1Division of Cellular Therapy, Advanced Clinical Research Center, and 2Division of Stem Cell Signaling, Center for Stem Cell Biology and Regenerative Medicine, Institute of Medical Science, University of Tokyo, Tokyo, Japan. 3Division of Radiation Information Registry and 4Department of Hematology and Oncology, Research Institute for Radiation Biology and Medicine, Hiroshima University, Hiroshima, Japan. 5Division of Molecular and Cellular Medicine, National Cancer Center Research Institute, Tokyo, Japan. 6Genome Science Division, Research Center for Advanced Science and Technology, University of Tokyo, Tokyo, Japan. 7Graduate School of Frontier Biosciences, Osaka University, Osaka, Japan. 8Department of Hematology, Hemostasis, Oncology, and Stem Cell Transplantation, Hannover Medical School, Hannover, Germany. 9Human Oncology and Pathogenesis Program and Leukemia Service, Department of Medicine, Memorial Sloan-Kettering Cancer Center, New York, New York, USA.

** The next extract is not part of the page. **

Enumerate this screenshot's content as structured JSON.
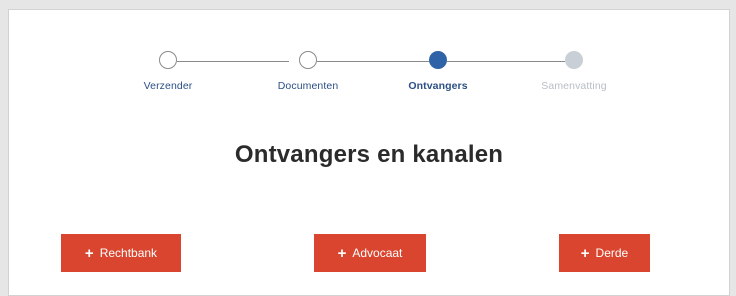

Recurrent mutations in the gene encoding additional sex combs-like 1 (ASXL1) are found in various hematologic malignancies and associated with poor prognosis. In particular, ASXL1 mutations are common in patients with hematologic malignancies associated with myelodysplasia, including myelodysplastic syndromes (MDSs), and chronic myelomonocytic leukemia. Although loss-of-function ASXL1 mutations promote myeloid transformation, a large subset of ASXL1 mutations is thought to result in stable truncation of ASXL1. Here we demonstrate that C-terminal–truncating Asxl1 mutations (ASXL1-MTs) inhibited myeloid differentiation and induced MDS-like disease in mice. ASXL1-MT mice displayed features of human-associated MDS, including multi-lineage myelodysplasia, pancytopenia, and occasional progression to overt leukemia. ASXL1-MT resulted in derepression of homeobox A9 (Hoxa9) and microRNA-125a (miR-125a) expression through inhibition of polycomb repressive complex 2–mediated (PRC2-mediated) methylation of histone H3K27. miR-125a reduced expression of C-type lectin domain family 5, member a (Clec5a), which is involved in myeloid differentiation. In addition, HOXA9 expression was high in MDS patients with ASXL1-MT, while CLEC5A expression was generally low. Thus, ASXL1-MT–induced MDS-like disease in mice is associated with derepression of Hoxa9 and miR-125a and with Clec5a dysregulation. Our data provide evidence for an axis of MDS pathogenesis that implicates both ASXL1 mutations and miR-125a as therapeutic targets in MDS.